- Tomb of Khai Dinh (10km) - dating from 1925, this is the best preserved of the lot and, while comparatively compact yet quite grand at first sight. While it follows the classic formula of forecourts leading up to the tomb of the Emperor, complete with statues in attendance, architecture buffs will spot some European influences. The tomb itself is completely over the top with incredibly detailed and opulent mosaics of cavorting dragons. Try to get to this one early, as it is a favorite stop for Asian tour-bus groups. Also, you may want to leave the tourist path and head up the hill on the right side of the tomb, where a small temple stands. You will have a great view of the tomb and the valley it faces.

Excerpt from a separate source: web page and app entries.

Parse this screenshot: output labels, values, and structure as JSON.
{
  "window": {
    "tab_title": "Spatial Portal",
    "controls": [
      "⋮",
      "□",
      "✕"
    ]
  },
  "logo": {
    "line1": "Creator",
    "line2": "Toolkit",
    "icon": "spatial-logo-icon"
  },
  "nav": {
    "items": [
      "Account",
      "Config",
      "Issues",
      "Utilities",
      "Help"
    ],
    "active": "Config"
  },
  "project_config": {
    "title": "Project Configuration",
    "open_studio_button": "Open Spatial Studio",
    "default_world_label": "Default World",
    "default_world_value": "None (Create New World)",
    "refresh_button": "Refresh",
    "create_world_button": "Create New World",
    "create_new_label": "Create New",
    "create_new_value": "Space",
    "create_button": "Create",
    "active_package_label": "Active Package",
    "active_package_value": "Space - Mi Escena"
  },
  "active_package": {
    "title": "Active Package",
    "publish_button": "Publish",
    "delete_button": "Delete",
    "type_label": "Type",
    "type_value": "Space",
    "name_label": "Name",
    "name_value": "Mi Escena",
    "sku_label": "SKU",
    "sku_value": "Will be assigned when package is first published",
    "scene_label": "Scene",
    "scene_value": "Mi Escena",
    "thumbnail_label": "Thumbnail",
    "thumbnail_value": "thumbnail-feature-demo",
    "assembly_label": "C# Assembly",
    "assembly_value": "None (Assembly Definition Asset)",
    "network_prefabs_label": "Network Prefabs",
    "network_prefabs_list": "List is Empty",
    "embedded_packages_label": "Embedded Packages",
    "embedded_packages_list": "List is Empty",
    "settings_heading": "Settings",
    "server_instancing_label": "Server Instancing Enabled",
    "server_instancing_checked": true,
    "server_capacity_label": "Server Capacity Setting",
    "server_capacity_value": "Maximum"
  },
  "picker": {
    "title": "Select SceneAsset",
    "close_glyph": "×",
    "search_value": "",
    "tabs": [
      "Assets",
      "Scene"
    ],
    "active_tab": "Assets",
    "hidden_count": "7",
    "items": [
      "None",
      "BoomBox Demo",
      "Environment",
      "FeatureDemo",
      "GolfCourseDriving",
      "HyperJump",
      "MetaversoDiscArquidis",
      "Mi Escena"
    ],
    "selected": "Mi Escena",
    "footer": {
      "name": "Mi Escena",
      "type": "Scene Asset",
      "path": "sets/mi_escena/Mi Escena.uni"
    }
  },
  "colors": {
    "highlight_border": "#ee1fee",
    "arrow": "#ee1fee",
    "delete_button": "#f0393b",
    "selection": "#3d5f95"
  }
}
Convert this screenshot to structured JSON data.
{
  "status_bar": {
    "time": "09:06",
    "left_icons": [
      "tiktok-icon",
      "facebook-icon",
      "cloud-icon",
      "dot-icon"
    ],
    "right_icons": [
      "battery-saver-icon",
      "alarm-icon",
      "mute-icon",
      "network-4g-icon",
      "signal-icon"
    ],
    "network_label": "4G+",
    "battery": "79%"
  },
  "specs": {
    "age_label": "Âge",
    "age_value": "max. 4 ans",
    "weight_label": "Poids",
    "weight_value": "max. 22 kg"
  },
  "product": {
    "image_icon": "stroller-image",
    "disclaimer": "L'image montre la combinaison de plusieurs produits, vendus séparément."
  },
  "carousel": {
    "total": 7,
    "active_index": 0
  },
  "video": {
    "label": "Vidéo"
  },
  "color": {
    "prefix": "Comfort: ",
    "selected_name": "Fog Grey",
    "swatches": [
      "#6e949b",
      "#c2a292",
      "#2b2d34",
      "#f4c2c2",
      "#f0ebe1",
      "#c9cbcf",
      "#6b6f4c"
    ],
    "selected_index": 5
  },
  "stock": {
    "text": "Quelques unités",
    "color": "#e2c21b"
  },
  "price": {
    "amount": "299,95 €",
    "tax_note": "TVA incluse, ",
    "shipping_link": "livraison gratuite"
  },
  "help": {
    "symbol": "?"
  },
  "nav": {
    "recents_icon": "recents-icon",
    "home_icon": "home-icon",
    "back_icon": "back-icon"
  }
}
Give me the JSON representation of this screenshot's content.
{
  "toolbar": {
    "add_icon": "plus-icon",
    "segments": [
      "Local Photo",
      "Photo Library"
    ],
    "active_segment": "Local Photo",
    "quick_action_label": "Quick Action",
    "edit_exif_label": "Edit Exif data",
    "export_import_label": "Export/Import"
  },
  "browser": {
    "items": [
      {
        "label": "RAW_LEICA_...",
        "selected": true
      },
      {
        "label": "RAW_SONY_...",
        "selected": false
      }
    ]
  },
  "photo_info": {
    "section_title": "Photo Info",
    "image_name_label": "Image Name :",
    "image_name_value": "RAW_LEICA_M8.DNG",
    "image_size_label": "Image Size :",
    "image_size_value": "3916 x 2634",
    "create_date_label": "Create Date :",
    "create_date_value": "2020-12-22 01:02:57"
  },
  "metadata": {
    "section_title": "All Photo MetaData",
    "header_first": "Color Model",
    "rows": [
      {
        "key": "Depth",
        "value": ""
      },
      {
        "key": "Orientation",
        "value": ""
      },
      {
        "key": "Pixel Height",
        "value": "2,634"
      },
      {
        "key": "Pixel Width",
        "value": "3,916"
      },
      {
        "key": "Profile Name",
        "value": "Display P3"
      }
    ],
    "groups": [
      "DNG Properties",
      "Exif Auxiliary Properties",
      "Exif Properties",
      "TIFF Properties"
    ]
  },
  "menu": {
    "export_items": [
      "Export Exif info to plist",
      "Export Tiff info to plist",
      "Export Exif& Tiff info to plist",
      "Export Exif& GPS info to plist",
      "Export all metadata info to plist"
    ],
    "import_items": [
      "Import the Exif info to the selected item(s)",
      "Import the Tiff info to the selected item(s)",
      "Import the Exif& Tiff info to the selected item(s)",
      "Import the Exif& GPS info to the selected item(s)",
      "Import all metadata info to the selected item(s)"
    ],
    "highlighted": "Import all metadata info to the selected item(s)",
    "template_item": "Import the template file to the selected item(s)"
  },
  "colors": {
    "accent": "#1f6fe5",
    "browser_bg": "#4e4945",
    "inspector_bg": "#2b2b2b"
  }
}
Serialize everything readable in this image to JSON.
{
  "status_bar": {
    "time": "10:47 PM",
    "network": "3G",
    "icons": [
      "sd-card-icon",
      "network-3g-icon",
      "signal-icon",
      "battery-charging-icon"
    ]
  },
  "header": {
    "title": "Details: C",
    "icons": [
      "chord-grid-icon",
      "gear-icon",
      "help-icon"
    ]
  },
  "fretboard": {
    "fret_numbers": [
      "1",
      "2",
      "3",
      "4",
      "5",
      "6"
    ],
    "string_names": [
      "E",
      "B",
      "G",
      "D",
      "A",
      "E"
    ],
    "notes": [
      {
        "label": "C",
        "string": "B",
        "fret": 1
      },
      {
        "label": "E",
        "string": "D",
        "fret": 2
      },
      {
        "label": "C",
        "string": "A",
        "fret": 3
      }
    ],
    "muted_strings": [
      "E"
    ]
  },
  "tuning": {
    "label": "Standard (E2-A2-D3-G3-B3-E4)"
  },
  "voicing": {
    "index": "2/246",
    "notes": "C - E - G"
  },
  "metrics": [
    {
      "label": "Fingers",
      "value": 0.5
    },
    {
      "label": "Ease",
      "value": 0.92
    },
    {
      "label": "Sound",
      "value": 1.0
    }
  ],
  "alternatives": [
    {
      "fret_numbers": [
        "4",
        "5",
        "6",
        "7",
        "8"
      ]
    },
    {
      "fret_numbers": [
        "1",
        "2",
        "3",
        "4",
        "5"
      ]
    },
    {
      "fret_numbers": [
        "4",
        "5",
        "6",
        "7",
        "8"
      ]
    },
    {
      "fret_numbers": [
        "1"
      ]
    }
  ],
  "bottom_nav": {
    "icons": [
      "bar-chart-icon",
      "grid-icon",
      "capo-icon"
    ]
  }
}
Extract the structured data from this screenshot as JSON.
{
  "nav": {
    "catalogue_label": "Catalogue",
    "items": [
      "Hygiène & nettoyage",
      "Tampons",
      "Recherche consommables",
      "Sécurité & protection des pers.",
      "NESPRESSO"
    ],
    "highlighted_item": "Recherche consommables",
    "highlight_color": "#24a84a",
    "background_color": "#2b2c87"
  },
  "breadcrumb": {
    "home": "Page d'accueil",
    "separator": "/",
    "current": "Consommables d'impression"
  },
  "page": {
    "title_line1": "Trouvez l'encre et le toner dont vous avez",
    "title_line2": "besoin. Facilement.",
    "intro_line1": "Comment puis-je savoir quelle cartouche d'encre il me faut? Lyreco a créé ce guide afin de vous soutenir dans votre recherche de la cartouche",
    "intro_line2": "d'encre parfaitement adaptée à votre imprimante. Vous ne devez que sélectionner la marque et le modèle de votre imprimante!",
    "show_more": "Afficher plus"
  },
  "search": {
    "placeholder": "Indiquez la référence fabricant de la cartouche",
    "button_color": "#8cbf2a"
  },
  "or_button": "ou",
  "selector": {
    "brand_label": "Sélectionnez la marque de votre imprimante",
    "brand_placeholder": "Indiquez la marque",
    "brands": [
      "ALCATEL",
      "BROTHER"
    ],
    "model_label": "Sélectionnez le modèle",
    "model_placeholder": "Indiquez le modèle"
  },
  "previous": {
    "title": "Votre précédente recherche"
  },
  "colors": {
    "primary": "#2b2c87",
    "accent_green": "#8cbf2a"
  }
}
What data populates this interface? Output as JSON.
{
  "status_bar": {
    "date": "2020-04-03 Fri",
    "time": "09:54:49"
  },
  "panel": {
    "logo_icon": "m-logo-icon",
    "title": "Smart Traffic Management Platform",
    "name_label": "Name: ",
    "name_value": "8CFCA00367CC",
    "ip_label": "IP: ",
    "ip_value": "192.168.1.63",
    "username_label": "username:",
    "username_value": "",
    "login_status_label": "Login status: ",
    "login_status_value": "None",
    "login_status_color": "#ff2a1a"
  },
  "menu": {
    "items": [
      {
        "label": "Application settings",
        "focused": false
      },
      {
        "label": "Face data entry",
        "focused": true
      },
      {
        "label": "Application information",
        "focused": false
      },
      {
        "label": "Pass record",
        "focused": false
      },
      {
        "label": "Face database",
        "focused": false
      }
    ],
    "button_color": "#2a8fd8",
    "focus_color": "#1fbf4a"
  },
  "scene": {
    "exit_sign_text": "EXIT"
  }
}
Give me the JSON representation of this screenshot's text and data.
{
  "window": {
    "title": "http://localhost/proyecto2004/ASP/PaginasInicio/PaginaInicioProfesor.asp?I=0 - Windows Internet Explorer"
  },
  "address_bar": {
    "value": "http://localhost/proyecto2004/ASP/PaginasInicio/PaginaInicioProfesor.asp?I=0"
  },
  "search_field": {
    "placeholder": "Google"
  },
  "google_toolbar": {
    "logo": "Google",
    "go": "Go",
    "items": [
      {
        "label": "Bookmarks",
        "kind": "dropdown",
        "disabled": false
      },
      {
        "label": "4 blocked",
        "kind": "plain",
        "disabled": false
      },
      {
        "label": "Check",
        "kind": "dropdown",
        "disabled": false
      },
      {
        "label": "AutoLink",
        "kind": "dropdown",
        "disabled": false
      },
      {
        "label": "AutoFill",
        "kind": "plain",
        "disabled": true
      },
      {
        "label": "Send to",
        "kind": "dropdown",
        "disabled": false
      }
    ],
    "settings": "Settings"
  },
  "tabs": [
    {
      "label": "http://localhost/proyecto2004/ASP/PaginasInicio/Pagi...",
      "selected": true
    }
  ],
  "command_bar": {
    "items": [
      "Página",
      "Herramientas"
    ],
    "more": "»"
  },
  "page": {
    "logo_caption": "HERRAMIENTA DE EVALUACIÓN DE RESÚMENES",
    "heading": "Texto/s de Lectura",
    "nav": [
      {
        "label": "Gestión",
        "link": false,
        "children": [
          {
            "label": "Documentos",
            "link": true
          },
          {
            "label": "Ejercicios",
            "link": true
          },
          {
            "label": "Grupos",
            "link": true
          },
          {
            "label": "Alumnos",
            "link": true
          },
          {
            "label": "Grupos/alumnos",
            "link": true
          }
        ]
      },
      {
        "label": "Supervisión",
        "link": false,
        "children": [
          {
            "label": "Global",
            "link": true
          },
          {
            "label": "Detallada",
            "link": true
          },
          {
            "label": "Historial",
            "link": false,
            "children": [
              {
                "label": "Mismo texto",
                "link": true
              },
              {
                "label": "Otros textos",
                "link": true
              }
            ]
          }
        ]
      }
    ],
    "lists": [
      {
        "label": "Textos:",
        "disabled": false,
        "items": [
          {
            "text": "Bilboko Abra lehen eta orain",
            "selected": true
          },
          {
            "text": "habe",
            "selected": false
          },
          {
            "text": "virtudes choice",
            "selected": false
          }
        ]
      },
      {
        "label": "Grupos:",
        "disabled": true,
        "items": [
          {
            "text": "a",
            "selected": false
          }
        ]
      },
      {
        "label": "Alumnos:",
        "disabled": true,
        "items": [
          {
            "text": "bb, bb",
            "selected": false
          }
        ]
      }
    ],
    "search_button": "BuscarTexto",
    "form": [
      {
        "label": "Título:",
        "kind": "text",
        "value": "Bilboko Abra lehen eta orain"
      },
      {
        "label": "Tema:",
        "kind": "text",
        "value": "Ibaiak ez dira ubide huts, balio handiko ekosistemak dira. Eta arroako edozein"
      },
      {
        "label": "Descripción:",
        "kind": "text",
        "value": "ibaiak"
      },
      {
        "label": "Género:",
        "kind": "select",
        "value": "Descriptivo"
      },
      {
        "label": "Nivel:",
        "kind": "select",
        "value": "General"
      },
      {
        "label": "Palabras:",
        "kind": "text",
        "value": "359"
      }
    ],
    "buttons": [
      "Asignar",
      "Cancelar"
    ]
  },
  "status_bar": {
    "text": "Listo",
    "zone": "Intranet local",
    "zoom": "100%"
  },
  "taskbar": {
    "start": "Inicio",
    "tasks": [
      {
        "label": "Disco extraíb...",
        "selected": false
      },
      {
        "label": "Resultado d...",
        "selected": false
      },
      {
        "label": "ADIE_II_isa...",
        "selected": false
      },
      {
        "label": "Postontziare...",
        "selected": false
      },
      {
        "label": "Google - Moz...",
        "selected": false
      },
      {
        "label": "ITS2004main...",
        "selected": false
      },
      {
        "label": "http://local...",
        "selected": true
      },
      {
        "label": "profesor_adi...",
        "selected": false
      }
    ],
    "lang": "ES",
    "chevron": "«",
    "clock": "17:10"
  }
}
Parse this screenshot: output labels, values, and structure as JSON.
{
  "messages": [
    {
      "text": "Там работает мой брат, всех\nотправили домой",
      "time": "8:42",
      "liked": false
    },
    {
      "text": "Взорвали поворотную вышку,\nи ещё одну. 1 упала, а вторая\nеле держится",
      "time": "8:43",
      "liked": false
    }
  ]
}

- Thien Mu Pagoda (4km) - perched on a bluff over the river and housing some very fine gold and silver Buddha images. The Thien Mu Pagoda overlooks the Perfume River and is the official symbol of the city of Hue. Thien Mu means "elderly celestial woman", and refers to an old legend about the founding of the pagoda. Brimming with opportunities for great photos. - Phu Bai Airport is a must-see if you are interested in the war. The airport was a dirt strip during the Indochina War. Then, an American garrison was assigned there and built up the airport with concrete bunkers, a paved airstrip, and a few other luxuries. The airport was vital in keeping Hue supplied during the Eastertide Offensive of 1972 when "Charlie jumped the line". The airport retains the original buildings built by the Americans.